Already by the spring of 1864, the Union dead had completely filled the military cemeteries of Washington and Alexandria. Secretary of War Stanton ordered the Quartermaster General Montgomery Meigs to choose a new site. Meigs was a Georgian who had once served under Robert E. Lee in peacetime, but had developed an intense hatred for all southerners who fought against the union he still served. Without hesitation, he picked Robert E. Lee's lawn at Arlington for the new army cemetery and ordered the Union dead to be laid to rest within a few feet of the front door of the man he blamed for their deaths, so that no one could ever again live in the house. Lee had moved out of the house in 1861 after taking command of the Virginia State Military, and in 1864 the Federal Government repossessed the property over failure to pay taxes and had put it up for auction where a tax commissioner purchased it for government, military, charitable or educational purposes, thus becoming Arlington National Cemetery.

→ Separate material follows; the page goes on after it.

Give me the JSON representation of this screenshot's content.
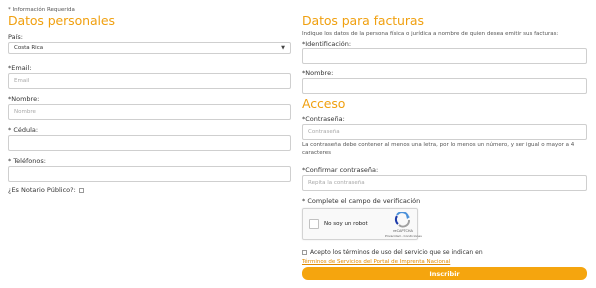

In August of 1864, Meigs personally inspected the site, and was furious to find that he had been disobeyed. Officers stationed there had buried the first bodies out of sight, in a distant corner of the estate that was once reserved for the burial of slaves. He immediately ordered the twenty-six Union coffins be brought to Arlington and then watched personally as they were lowered into the ground in a round ring around Mrs. Lee's old rose garden. Later he would order built at the center of that garden a Tomb of the Unknown Dead, filled with the anonymous bones of eleven hundred soldiers gathered from unmarked graves on battlefields within twenty-five miles of Washington.
In October, 1864, Meigs own son was killed by Confederate guerrillas in the Shenandoah Campaign and was buried in his father's old commander's lawn.
The men Grant was sending to fight Robert E. Lee were being buried in Robert E. Lee's own front yard. That yard became Arlington National Cemetery, the Union's most hallowed ground.